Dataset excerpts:
· · ·
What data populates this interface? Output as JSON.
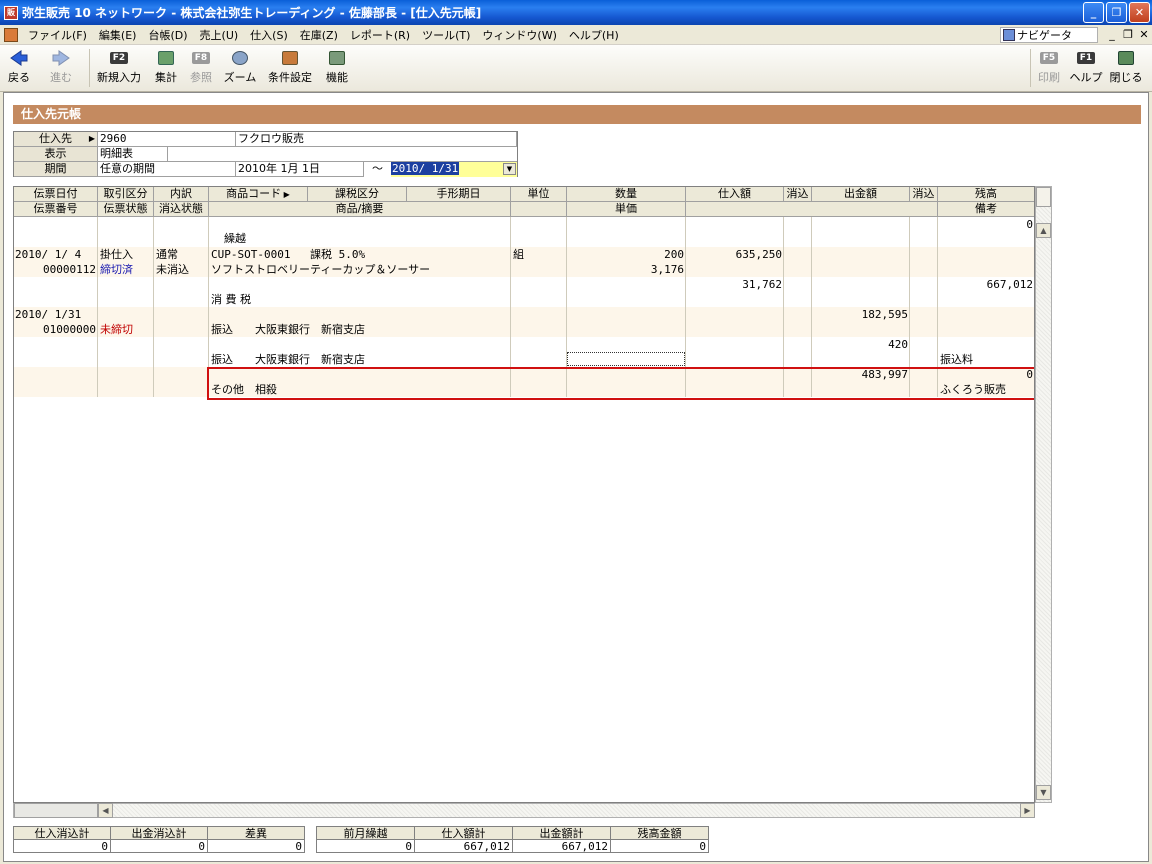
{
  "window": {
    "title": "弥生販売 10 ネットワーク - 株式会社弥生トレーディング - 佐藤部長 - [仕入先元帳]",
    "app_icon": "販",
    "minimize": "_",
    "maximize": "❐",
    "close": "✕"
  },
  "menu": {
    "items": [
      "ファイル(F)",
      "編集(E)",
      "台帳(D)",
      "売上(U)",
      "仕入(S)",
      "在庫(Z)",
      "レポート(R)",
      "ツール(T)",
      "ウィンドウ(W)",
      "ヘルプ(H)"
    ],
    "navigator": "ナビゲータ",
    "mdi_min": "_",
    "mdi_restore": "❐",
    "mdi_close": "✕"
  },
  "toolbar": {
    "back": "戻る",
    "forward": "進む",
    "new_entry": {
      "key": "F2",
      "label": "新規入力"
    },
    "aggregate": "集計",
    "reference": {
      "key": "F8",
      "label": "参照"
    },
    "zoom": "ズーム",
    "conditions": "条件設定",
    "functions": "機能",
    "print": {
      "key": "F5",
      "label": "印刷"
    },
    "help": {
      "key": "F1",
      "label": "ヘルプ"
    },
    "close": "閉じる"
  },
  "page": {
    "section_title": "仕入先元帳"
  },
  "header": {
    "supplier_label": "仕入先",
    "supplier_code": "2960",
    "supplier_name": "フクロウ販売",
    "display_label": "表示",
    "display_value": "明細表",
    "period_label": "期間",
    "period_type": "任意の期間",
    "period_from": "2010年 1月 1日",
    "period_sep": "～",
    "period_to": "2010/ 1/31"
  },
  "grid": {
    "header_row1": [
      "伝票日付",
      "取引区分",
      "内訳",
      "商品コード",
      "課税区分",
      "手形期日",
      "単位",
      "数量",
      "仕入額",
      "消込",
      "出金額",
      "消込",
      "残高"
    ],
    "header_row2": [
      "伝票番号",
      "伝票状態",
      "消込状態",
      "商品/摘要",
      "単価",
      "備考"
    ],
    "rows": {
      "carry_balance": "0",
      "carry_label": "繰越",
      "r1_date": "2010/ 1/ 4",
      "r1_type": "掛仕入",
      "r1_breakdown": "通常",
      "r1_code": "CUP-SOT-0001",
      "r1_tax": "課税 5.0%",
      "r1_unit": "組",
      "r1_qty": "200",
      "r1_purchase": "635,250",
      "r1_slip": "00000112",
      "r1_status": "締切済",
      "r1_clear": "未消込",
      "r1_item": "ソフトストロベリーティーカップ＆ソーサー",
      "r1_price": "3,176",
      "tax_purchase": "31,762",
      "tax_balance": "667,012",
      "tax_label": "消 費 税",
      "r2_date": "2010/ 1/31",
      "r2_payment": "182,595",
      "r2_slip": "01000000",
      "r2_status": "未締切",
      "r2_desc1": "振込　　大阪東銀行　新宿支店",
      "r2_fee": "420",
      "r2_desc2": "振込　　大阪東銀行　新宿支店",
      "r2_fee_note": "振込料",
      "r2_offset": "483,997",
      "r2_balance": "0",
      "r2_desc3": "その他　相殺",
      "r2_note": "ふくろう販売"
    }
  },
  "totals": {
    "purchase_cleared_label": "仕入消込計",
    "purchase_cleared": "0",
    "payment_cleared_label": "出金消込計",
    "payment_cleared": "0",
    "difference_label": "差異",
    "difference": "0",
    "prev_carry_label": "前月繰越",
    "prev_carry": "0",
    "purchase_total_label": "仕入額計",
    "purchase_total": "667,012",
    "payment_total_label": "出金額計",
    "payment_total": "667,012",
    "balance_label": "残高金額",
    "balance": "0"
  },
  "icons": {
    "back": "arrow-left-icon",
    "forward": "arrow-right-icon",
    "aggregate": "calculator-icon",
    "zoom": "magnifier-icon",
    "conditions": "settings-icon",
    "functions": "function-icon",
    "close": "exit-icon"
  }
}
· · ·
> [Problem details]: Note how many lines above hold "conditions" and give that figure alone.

> [Exercise result]: 2